THE DATA:

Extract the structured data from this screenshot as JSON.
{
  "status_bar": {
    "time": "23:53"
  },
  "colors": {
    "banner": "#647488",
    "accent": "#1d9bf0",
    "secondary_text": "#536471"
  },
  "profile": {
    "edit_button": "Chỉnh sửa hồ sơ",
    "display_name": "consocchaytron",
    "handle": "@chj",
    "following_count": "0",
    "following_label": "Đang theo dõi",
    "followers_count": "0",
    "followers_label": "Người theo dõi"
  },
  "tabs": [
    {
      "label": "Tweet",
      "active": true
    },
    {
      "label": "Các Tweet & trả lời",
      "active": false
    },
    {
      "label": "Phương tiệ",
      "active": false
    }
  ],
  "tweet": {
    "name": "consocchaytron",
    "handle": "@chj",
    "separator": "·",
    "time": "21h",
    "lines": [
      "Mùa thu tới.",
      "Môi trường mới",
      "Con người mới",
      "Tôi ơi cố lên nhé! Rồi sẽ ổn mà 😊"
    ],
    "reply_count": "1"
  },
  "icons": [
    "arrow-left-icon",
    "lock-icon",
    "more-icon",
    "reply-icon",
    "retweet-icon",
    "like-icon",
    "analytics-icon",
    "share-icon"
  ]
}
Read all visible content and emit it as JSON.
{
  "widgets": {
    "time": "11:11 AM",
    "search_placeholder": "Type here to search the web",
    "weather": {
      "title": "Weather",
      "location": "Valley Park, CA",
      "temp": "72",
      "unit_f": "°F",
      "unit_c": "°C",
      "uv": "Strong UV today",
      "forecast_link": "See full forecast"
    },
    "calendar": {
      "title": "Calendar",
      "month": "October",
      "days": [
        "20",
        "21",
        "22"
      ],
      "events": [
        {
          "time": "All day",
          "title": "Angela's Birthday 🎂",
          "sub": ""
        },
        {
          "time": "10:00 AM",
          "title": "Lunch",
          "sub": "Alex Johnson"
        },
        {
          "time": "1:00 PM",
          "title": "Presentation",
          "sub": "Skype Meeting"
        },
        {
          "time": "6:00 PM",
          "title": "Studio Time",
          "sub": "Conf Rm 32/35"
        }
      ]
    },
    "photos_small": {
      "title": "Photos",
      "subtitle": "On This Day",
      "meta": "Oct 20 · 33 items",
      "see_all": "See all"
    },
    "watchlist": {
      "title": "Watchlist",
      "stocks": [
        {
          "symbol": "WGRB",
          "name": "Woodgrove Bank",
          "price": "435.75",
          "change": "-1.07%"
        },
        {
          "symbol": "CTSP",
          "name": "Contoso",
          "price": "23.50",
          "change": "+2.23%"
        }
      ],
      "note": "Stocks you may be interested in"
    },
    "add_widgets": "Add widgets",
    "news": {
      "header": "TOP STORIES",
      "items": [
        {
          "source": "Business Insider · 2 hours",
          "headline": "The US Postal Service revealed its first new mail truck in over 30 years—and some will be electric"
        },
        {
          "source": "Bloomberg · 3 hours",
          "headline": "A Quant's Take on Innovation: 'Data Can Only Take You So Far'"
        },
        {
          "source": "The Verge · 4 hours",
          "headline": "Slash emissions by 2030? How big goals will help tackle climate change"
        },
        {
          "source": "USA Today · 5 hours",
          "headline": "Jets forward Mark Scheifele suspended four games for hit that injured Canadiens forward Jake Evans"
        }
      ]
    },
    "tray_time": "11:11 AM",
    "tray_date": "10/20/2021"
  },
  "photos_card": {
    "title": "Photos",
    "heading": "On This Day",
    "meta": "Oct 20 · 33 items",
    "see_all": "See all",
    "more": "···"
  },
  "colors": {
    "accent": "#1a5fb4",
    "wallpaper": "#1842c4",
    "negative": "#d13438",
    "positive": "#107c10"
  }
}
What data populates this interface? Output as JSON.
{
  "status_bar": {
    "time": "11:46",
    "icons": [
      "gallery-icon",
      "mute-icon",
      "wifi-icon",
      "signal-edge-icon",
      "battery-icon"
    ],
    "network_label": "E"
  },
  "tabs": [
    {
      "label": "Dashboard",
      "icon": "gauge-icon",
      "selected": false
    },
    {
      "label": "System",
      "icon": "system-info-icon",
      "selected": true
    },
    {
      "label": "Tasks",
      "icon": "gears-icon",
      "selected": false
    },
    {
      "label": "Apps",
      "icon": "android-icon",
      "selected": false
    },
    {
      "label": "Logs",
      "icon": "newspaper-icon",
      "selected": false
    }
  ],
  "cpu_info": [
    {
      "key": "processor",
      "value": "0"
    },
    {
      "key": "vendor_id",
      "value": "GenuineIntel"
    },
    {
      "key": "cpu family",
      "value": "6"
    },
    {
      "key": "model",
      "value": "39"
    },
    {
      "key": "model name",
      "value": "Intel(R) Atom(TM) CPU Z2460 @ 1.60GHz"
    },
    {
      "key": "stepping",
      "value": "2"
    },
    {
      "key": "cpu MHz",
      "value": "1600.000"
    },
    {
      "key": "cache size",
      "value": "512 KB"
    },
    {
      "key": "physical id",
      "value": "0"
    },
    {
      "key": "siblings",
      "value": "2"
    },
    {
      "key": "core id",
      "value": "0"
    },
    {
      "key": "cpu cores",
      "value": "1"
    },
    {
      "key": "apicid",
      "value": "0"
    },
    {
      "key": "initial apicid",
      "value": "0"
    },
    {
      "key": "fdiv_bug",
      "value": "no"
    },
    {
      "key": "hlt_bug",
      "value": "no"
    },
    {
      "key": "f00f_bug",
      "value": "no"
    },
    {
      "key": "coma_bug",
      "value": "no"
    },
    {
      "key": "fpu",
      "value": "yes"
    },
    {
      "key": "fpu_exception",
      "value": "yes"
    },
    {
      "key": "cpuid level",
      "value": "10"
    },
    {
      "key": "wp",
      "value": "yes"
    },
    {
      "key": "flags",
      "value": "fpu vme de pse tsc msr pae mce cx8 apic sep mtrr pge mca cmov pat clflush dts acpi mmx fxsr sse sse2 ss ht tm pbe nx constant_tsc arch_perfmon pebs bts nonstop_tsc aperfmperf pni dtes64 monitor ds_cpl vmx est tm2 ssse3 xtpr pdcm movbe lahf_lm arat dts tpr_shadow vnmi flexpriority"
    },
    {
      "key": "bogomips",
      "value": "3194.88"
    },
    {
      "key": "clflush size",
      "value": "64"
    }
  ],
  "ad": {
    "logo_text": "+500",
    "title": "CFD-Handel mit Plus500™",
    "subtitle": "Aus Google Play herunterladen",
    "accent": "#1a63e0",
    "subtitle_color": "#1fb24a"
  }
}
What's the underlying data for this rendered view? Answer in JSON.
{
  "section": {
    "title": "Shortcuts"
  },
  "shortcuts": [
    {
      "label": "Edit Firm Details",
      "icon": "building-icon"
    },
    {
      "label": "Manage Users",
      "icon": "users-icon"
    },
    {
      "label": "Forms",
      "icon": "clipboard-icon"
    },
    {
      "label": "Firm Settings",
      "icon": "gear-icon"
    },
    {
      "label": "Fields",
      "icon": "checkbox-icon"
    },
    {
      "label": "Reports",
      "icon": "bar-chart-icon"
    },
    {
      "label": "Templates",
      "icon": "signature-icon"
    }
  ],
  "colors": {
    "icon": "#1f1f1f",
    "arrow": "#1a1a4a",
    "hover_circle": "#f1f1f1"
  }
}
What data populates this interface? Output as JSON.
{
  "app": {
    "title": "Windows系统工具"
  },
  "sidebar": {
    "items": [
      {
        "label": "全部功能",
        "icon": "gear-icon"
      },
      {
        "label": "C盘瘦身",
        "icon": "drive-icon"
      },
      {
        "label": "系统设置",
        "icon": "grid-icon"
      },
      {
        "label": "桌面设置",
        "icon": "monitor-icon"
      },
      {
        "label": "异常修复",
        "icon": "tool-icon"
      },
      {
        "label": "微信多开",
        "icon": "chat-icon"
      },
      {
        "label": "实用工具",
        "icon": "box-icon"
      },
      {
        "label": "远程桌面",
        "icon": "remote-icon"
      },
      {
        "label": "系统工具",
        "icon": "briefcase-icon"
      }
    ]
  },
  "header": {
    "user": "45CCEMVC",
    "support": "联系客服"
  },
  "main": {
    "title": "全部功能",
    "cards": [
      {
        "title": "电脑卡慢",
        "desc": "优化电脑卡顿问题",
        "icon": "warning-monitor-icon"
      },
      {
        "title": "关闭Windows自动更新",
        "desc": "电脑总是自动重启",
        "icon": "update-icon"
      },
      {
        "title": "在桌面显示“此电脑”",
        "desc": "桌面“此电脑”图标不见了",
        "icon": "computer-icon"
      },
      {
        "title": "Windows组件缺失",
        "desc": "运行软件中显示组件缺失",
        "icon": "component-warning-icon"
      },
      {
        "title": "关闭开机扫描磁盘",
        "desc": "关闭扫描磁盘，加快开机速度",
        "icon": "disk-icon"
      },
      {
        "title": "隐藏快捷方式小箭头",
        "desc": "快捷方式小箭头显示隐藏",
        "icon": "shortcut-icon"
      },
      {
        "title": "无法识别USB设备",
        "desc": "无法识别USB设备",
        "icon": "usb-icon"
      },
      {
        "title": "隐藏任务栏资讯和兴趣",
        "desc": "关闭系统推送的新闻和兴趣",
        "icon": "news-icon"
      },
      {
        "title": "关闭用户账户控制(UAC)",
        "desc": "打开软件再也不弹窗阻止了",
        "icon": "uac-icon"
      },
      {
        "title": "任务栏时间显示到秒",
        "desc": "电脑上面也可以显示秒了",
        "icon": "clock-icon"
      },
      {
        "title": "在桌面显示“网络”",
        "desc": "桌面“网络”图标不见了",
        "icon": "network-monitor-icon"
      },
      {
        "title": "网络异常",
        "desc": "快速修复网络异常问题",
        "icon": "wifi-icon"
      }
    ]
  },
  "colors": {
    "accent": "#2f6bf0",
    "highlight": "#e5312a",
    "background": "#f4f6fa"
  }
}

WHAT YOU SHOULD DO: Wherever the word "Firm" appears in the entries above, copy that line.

EXERCISE SOLUTION:
      "label": "Edit Firm Details",
      "label": "Firm Settings",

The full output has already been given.